One of the really neat aspects about their blog posts is that they are written in both languages. Rob writes in English and Liz in Spanish. Their posts explore many aspects of the language from basic, intermediate and advanced vocabulary and phrases to insightful articles about its structure and how best to go about learning the language. Rob’s posts cover topics such as getting to grips with the subjunctive, memory tricks to help you learn, and a guide to ser and estar(Spanish language learners will know how tricky it is to master the two forms of the verb “to be”). Liz’s posts are on anything and everything, such as vacations and following the peace process in Colombia. They provide the Spanish language learner with a lot of good reading practice.
You’ve probably heard it a million times before, but it’s always worth repeating. The Spanish you learn in the classroom, while being supremely useful of course, is not the language of the street. To sound even more Spanish you must familiarize yourself with everyday words and phrases, and that is the intent behind “Speaking Latino”.
The blog is all about Spanish slang and speaking Spanish in the real world. And whether you will be traveling to or working in Argentina, Chile, Spain or another Spanish-speaking country, there’s a series of blog posts for you. The articles are categorized according to countries, so there’s Ecuadorian Spanish, Peruvian Spanish, Mexican Spanish and so on. In all, the Spanish of 12 countries is featured, as well as a section on general Spanish. The posts are short, sharp, to the point and are stuffed with everyday Spanish used in the country of your choice. They cover a multitude of topics such as politics, slang expressions from different regions of a country, and even expressions used to insult someone!

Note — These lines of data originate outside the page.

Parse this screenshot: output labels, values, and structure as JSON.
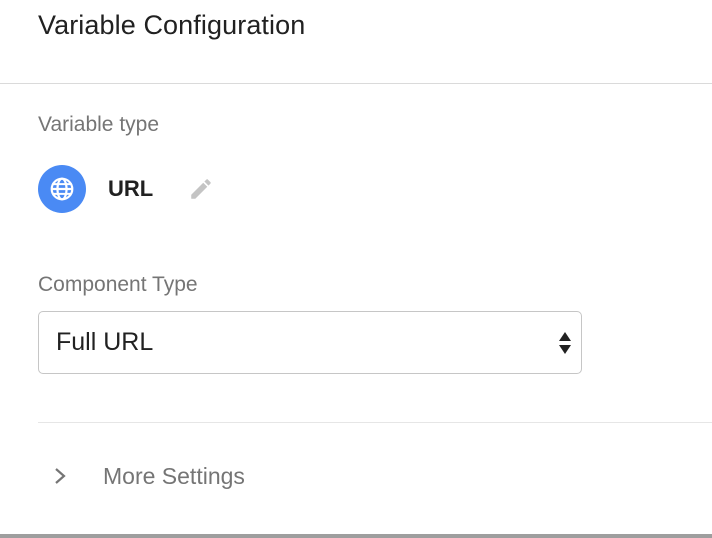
{
  "header": {
    "title": "Variable Configuration"
  },
  "variable_type": {
    "label": "Variable type",
    "icon": "globe-icon",
    "icon_color": "#4a8af4",
    "name": "URL",
    "edit_icon": "pencil-icon"
  },
  "component_type": {
    "label": "Component Type",
    "selected": "Full URL"
  },
  "more_settings": {
    "label": "More Settings",
    "icon": "chevron-right-icon"
  }
}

In addition to all the great videos and audios, “Notes in Spanish” also runs a blog for the Spanish learner of all levels. This comprehensive website is run by a Madrid-based couple: Ben who’s an Englishman and Marina Diez a native Spanish speaker. The posts are typically based on a single topic and include the key words and phrases you are likely to hear in conjunction with the post’s theme. Each post is well constructed, informative and nicely presented. The blog also promotes the couple’s excellent podcast and video series.

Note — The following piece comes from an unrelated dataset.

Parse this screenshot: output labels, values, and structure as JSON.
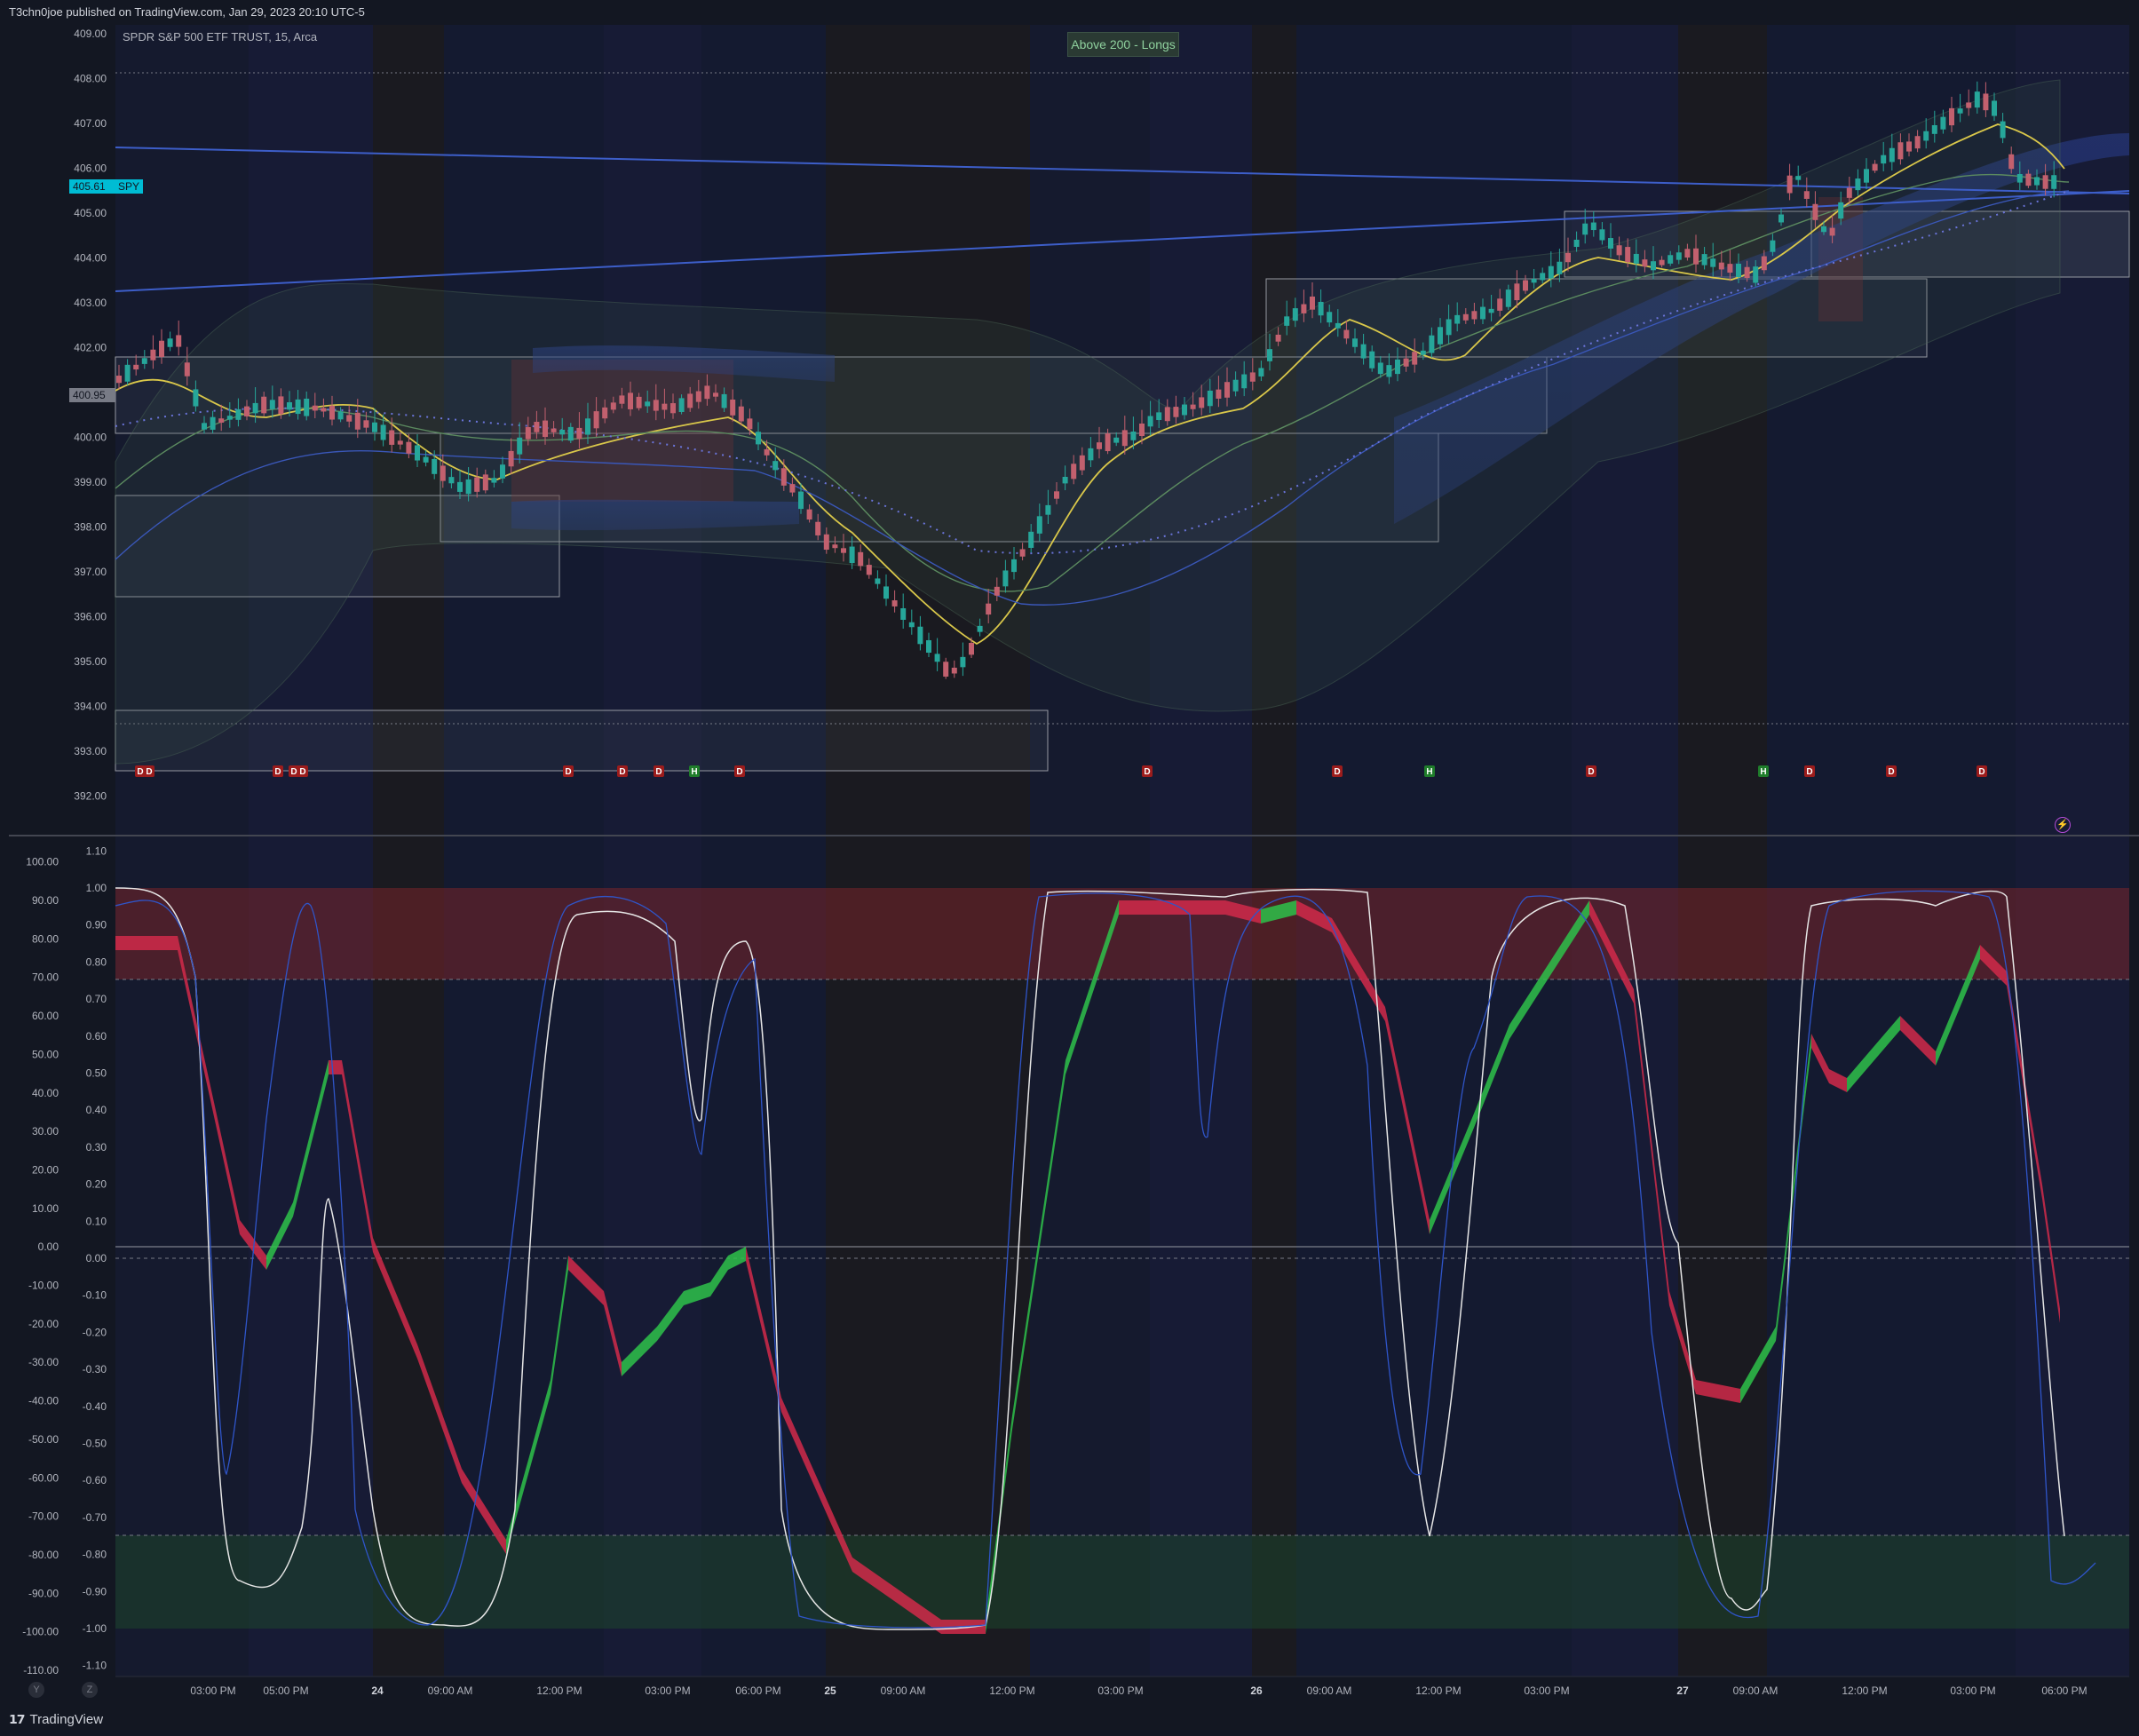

“Let’s Go Spanish” is a mixed bag of language learning goodies, a series of blog post/lessons that get under the skin of the Spanish tongue to provide an all-embracing immersion into its construction and how it is spoken. A lot of time and effort goes into providing thoughtful articles that highlight plenty of useful phrases and key vocabulary. The large photographs are a nice and occasionally whimsical touch that makes reading these blogs an even more pleasurable and valuable experience.
Learn Spanish without breaking the bank. That’s the basic premise of “How to Learn Spanish”, which is designed to point the reader to a huge pile of internet-based learning resources that cost little or no money. The blog is run by Andrew Tracey who taught himself Spanish via the internet. Now he’s acting like your personal language learning detective who scours the far reaches of the web to find good and inexpensive means of learning Spanish. His posts talk about and point to videos, books, music, audio, TV shows and so on that are useful for all levels of Spanish language learner. “How to learn Spanish” is a good starting point that will save the student hours of their own time. Within just a few minutes of reading Andrew’s posts you’ll have a handful of links to great resources to continue your immersive journey into the language.

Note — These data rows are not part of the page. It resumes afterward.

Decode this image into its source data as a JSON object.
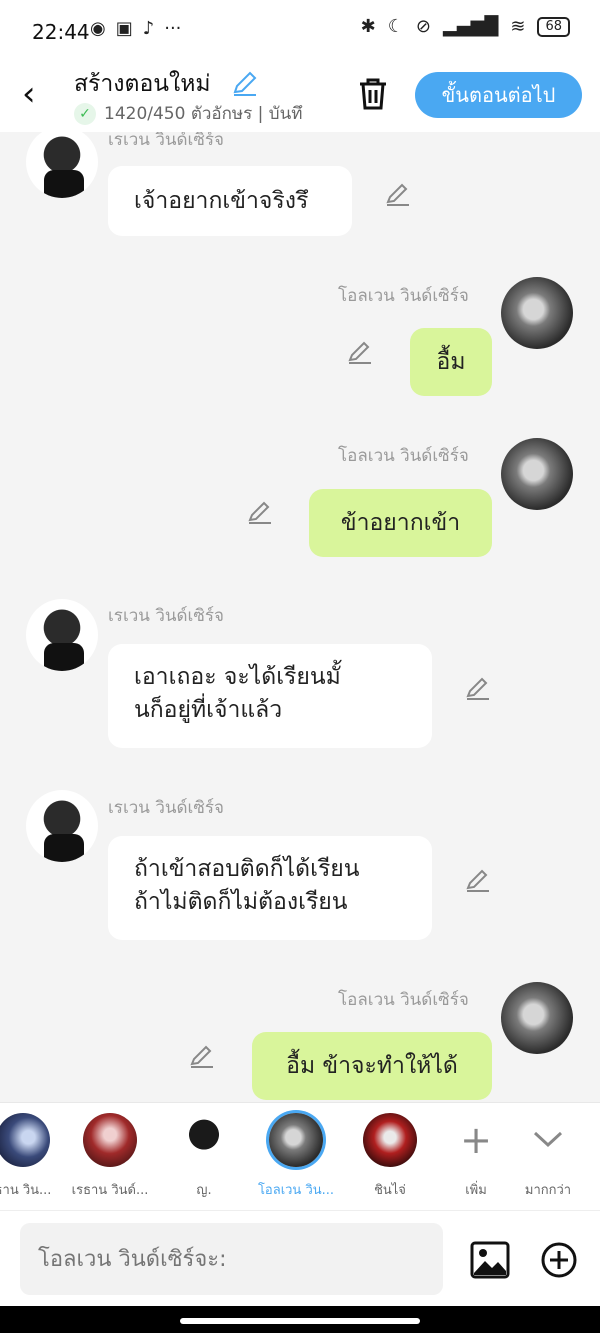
{
  "status": {
    "time": "22:44",
    "battery": "68"
  },
  "header": {
    "title": "สร้างตอนใหม่",
    "count": "1420/450 ตัวอักษร | บันทึ",
    "next": "ขั้นตอนต่อไป"
  },
  "messages": [
    {
      "side": "left",
      "name": "เรเวน วินด์เซิร์จ",
      "text": "เจ้าอยากเข้าจริงรึ"
    },
    {
      "side": "right",
      "name": "โอลเวน วินด์เซิร์จ",
      "text": "อื้ม"
    },
    {
      "side": "right",
      "name": "โอลเวน วินด์เซิร์จ",
      "text": "ข้าอยากเข้า"
    },
    {
      "side": "left",
      "name": "เรเวน วินด์เซิร์จ",
      "text": "เอาเถอะ จะได้เรียนมั้\nนก็อยู่ที่เจ้าแล้ว"
    },
    {
      "side": "left",
      "name": "เรเวน วินด์เซิร์จ",
      "text": "ถ้าเข้าสอบติดก็ได้เรียน\nถ้าไม่ติดก็ไม่ต้องเรียน"
    },
    {
      "side": "right",
      "name": "โอลเวน วินด์เซิร์จ",
      "text": "อื้ม ข้าจะทำให้ได้"
    }
  ],
  "characters": [
    {
      "label": "ธาน วิน...",
      "active": false
    },
    {
      "label": "เรธาน วินด์...",
      "active": false
    },
    {
      "label": "ญ.",
      "active": false
    },
    {
      "label": "โอลเวน วิน...",
      "active": true
    },
    {
      "label": "ชินไจ่",
      "active": false
    },
    {
      "label": "เพิ่ม",
      "active": false
    },
    {
      "label": "มากกว่า",
      "active": false
    }
  ],
  "input": {
    "placeholder": "โอลเวน วินด์เซิร์จะ:"
  },
  "colors": {
    "accent": "#4aa8f2",
    "green_bubble": "#d9f59b",
    "check_green": "#3cbb53"
  }
}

This site is run by native Spanish teacher Maria Fernandez, who provides a regularly updated series of lessons that explore the language in some detail. She previously ran a site called “Spanish Bites,” but now KeRapido.com focuses more on audio and video listening lessons. Learners can use the free parts of the site or pay a small fee for a complete Spanish course.